Tuesday, April 25th, 2017
PULTZ “SKY-TOP’’ FARM IN WASHINGTON TWP.IS LATEST FARM PERMANENTLY PRESERVED
The Morris County Agriculture Development Board has permanently enrolled the 10-acre Sky-Top Farm, a working hay farm in a heavily preserved agricultural section of Washington Township, into the county’s farmland preservation program.
The Morris County CADB purchased a development easement on the property for $127,819 from Clifford Pultz. The agreement restricts the land from non-agricultural uses, and permanently preserves the farm.
It is the 75th farm preserved in Washington Township – by far the town in Morris County with the most preserved farmland — with nearly 5,000 acres preserved for agriculture.
Sky-Top Farm is located on Fishers Mine Road and within a half-mile of five other preserved agricultural properties, according to Katherine Coyle, director of the Morris CADB. Local farmer George Melroy grows hay at this location for his beef cattle, which graze next door. There also are turkey pens and pigpens on the property.
Financing for the Sky-Top Farm easement purchase came from the voter-approved Morris County Open Space, Farmland, Floodplain Protection and Historic Preservation Trust Fund at $12,750 per acre.
“This long-term preservation program over the past several decades has been very effective in preserving Morris County’s agricultural roots, and creating a permanent and viable agricultural business district, especially in western Morris County,’’ said Freeholder Christine Myers, the county governing board’s liaison on preservation matters.
In contrast to open space preservation, the agricultural landowner retains ownership of, and may even choose to sell, the preserved farmland. However, the land retains a deed restriction ensuring that it cannot undergo non-farm development.
Agricultural development of the farm is permitted and the type of farming activity can change in the future.
Preservation of Sky-Top Farm brings the total area of preserved farmland in the county to 7,929 acres or the equivalent of 12 square miles, which is approximately the area of Long Hill Township, which is the 15th largest municipality in Morris County.

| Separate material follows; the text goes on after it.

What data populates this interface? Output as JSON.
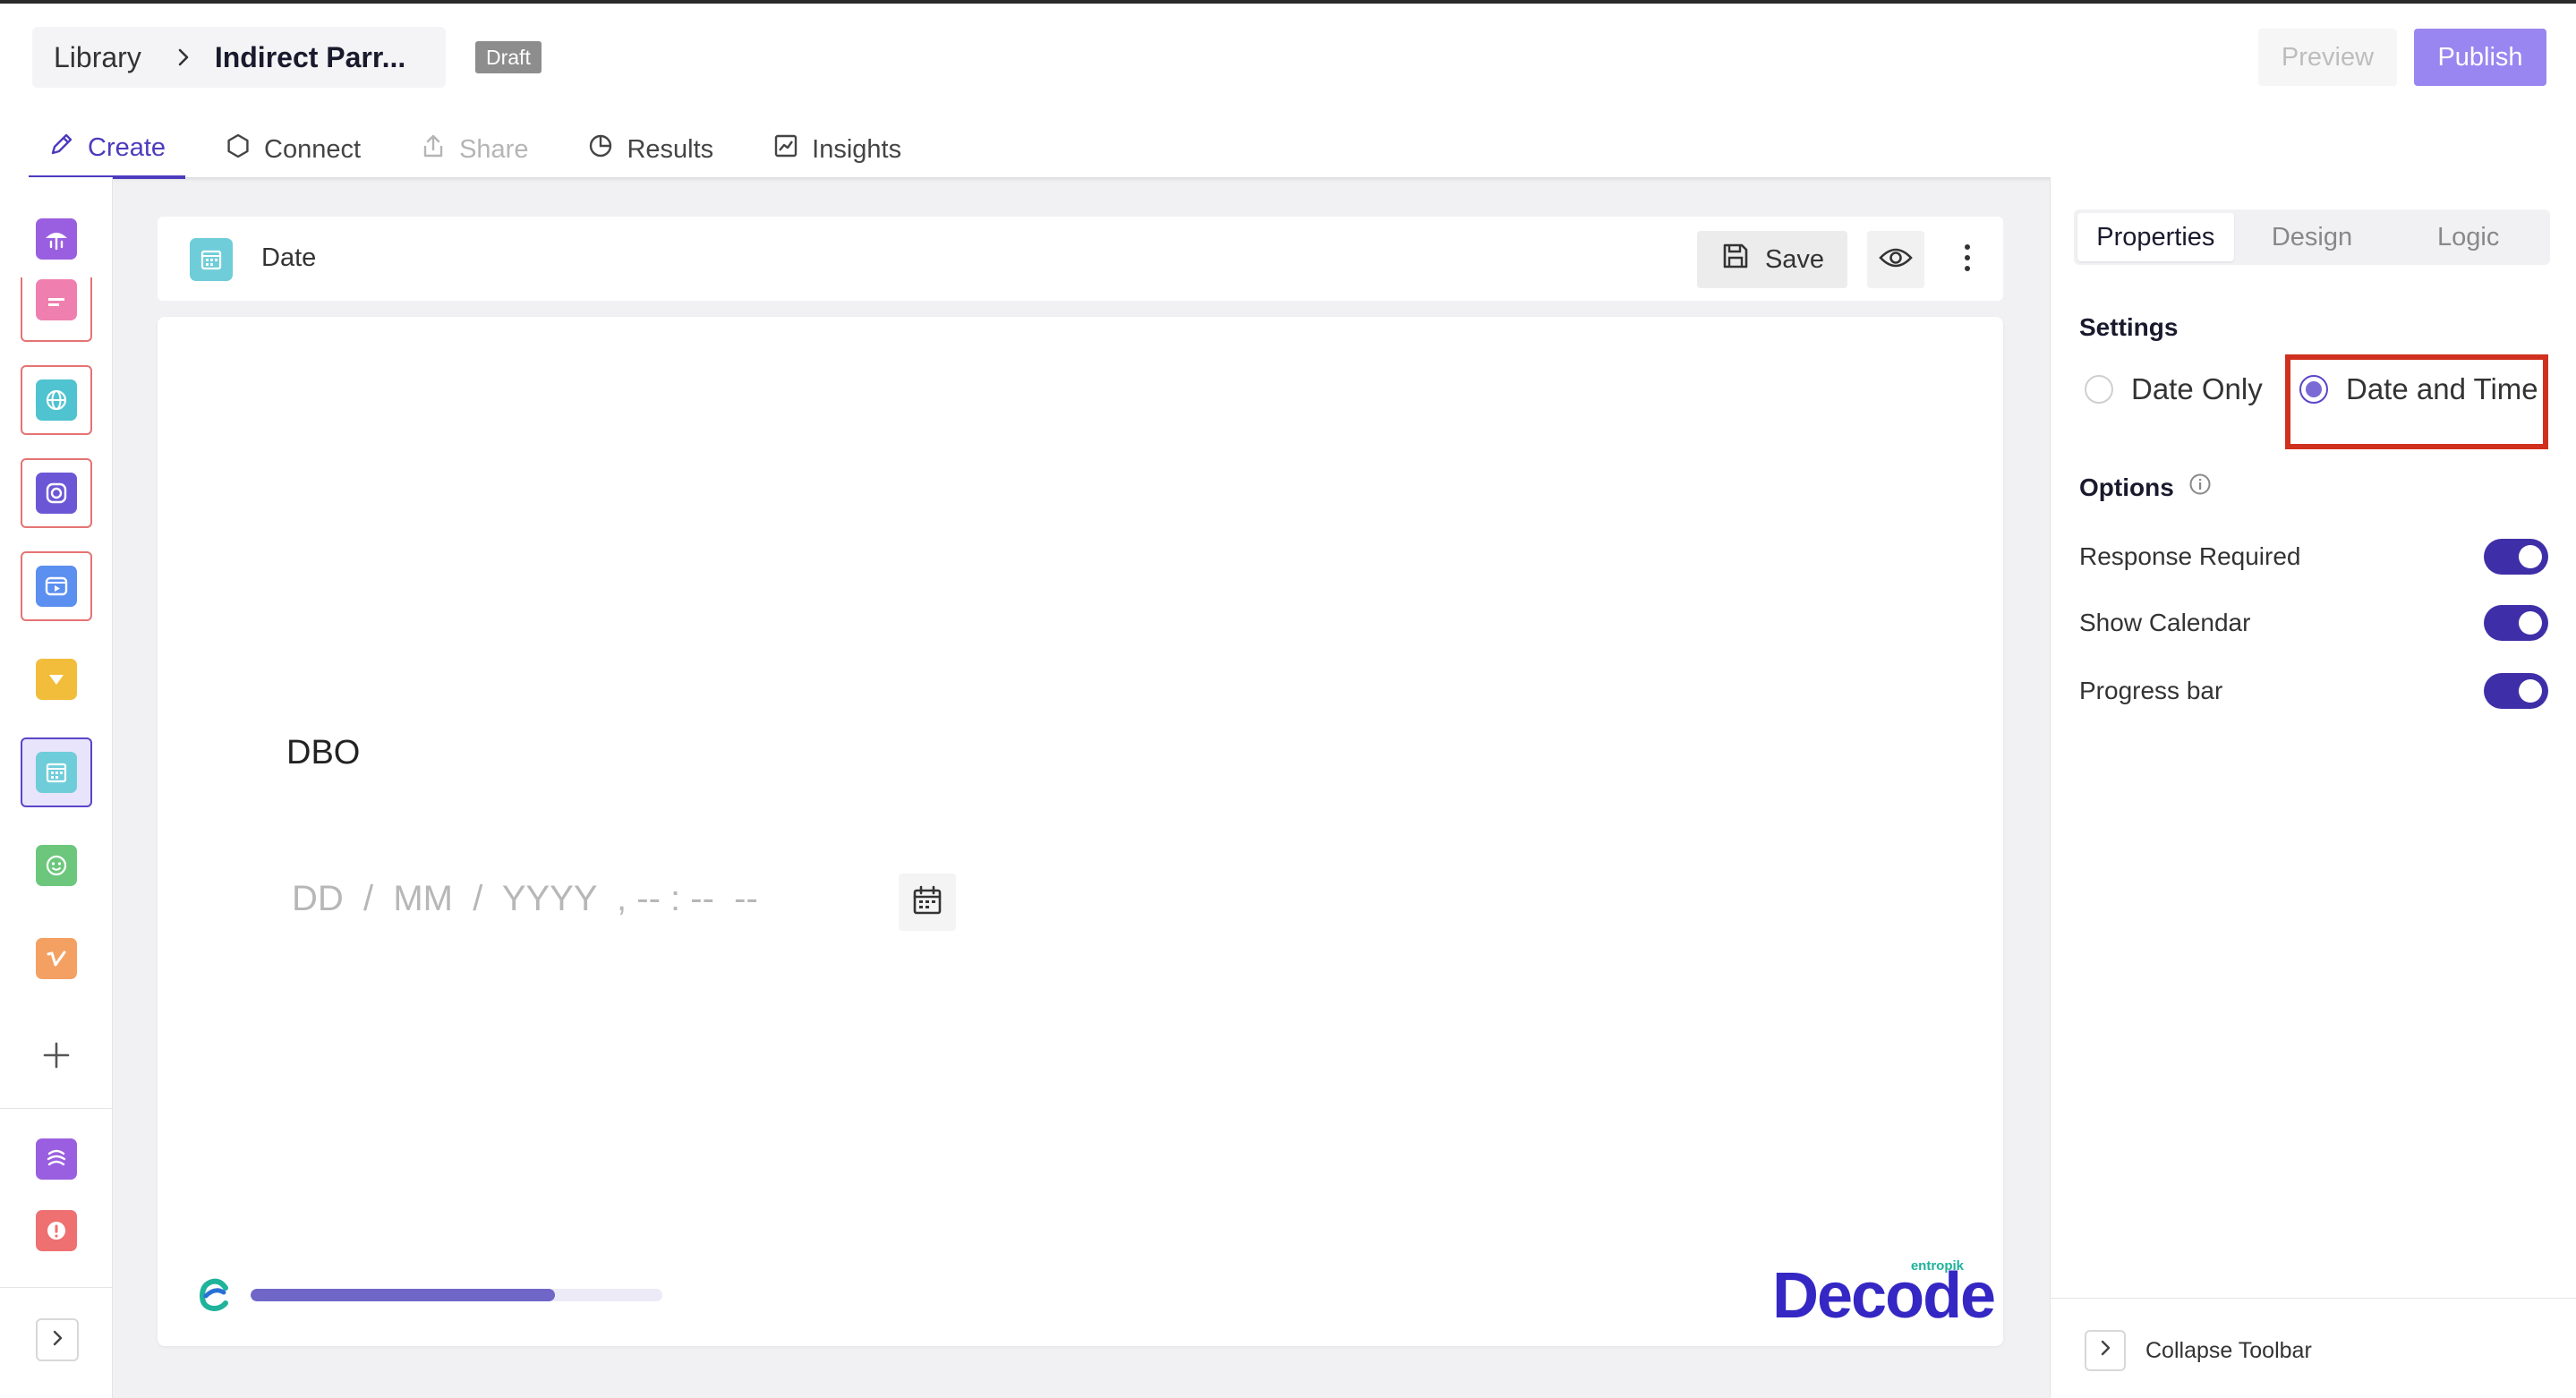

Sky-Top is the first of a large number of potential farm preservation closings in Morris County in 2017. Another 13 farms, totaling 533 acres, are under consideration for enrollment in the county program. They are located in Chester Township, Harding, Mine Hill, Mendham Township, Mount Olive, Rockaway Township, and Washington Township.
For detailed information on the county’s agricultural preservation program, visit the program’s website.